Immigration is frequently a hot topic during an election year, this one perhaps more than most. On the one side, we are told that immigration is costing us jobs, lowering our wages, and causing more crime. On the other side we are given a moral argument, that we are a nation of immigrants who should welcome others into our melting-pot culture as we have welcomed those who came before.

We set aside the moral side of this debate; while we occasionally dip into moral philosophy, this blog concerns itself chiefly with practical matters of economics. And as a practical matter, there are very good reasons why we should appreciate the value that immigrants bring to our country, above and beyond whatever Nobel prizes they may win.

As a country we are facing a demographic crisis. Since the 1970s, we have been having noticeably fewer children per family than we did previously. As our generation reaches retirement age, record numbers of Americans are leaving the workforce. I still plan on working until I’m 92—but many of my contemporaries have other plans. As we leave, there are more openings left behind than we have children and grandchildren to fill.

This demographic wall creates a major drag on the economy: we want to grow our economy faster, but we simply don’t have enough workers to do it. For the past year we’ve seen the unemployment rate hovering at 5% and below. Even as the economy recovers and we start to add jobs, there’s going to be a very real question as to who will be filling them. The workers simply aren’t there. To some extent this is a regional issue—some of our employment woes could be fixed by having job-seekers move from economically depressed areas to thriving areas where jobs are being created too quickly to fill. But not everyone can uproot their lives for work, and where people cannot or will not relocate, the only alternative is to import workers from elsewhere.

Ours is not the only country facing this demographic crisis. We need only look at Japan, Europe, and other parts of the developed world to see what happens when an aging population is not replaced.

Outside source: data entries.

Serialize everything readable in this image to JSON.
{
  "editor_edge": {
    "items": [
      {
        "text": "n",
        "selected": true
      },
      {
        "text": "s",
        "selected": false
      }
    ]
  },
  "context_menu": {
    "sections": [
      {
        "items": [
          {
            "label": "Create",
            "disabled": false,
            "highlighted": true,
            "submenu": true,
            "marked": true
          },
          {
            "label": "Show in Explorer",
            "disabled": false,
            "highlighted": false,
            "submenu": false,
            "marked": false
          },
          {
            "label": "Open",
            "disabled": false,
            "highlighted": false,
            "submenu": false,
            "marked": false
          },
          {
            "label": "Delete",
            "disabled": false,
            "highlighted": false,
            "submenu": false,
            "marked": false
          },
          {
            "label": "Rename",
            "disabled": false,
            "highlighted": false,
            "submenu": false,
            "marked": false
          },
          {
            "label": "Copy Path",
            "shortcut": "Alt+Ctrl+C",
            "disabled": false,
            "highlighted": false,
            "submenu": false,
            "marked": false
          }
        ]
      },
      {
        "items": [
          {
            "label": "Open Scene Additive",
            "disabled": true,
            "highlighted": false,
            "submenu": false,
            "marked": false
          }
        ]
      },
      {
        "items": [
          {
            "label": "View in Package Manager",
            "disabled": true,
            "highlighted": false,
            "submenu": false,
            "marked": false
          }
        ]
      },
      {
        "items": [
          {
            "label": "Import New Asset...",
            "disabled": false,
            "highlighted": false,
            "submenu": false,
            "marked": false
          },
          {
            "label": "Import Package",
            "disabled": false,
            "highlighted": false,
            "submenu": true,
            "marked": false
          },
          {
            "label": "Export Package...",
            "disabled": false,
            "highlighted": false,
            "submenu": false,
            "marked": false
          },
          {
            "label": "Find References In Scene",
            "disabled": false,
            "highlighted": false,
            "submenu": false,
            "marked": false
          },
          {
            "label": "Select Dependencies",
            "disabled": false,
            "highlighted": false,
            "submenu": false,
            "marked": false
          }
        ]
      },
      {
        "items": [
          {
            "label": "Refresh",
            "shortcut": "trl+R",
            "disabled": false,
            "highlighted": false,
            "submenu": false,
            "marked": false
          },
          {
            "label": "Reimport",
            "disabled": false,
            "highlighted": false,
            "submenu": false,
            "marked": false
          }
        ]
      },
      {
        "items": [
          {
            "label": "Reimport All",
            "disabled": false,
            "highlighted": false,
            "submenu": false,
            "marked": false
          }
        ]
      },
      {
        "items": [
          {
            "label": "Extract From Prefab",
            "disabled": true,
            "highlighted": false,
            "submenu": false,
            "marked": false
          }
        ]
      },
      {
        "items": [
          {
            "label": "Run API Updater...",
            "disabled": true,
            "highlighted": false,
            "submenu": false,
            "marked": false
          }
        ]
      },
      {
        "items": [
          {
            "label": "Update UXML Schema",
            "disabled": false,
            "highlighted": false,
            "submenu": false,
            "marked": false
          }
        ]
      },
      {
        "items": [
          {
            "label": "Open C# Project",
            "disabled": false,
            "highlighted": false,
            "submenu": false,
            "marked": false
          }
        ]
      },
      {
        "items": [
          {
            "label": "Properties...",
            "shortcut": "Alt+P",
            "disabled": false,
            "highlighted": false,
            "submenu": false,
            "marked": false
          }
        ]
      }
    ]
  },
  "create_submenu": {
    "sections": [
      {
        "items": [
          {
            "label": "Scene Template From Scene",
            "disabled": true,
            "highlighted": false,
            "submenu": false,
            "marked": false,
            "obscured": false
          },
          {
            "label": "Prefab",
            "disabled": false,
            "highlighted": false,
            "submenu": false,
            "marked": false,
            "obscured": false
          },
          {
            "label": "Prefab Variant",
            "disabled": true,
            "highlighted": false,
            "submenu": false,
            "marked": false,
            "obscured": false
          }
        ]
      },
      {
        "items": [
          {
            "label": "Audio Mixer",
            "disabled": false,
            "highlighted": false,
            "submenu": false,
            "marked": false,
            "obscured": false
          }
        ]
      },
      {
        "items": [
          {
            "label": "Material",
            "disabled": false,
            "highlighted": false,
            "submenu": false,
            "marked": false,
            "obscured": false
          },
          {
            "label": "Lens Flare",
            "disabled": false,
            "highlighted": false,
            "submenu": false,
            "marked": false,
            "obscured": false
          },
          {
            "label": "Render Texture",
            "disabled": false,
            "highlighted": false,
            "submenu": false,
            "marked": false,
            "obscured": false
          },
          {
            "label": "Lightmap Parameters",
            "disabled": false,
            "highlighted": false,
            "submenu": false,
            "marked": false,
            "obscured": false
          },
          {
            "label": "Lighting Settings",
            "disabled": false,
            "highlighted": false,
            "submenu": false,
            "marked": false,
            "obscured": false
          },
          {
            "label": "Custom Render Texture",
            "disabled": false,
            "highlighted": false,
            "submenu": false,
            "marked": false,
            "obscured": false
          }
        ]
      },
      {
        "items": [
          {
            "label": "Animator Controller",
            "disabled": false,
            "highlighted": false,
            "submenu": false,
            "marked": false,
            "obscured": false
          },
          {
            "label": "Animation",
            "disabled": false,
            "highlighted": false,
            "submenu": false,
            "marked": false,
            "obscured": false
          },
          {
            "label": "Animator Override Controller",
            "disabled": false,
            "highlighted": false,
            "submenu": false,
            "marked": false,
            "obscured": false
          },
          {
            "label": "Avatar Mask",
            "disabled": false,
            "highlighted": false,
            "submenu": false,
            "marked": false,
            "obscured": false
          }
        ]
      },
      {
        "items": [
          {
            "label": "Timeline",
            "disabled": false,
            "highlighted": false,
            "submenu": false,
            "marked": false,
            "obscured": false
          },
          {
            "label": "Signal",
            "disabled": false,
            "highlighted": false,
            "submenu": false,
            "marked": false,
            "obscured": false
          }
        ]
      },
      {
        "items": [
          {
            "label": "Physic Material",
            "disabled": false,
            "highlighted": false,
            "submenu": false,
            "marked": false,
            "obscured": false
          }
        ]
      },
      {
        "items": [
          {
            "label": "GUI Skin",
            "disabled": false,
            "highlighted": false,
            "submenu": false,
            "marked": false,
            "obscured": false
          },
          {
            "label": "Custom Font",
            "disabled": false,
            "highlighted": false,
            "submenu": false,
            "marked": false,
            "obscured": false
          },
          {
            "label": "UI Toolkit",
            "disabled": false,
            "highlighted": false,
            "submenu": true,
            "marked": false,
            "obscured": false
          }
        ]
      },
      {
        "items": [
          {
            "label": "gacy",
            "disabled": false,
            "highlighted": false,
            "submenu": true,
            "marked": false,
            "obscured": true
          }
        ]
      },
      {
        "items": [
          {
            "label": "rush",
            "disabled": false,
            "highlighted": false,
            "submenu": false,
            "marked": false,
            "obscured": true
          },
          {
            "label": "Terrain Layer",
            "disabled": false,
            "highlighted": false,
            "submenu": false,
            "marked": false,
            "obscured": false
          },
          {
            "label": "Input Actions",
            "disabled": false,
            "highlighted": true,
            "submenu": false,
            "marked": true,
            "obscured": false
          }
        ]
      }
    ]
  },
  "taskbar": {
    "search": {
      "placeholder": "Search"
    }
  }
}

Many first world countries have a lower birth rate and lower immigration rate—and, not coincidentally, lower GDP growth. We would do well to learn from their example what not to do.

This is not to say that we endorse open borders or encourage illegal immigration. We are a nation of law. We should have sensible laws that are enforced in a fair and even-handed manner. But to suggest that we should slam the door shut on immigrants is to ignore the economic reality we face. One of the best and surest ways to expand our economy is to add new people to it—and we will need to, if we wish to continue growing at a reasonable rate.


The opinions voiced in this material are for general information only.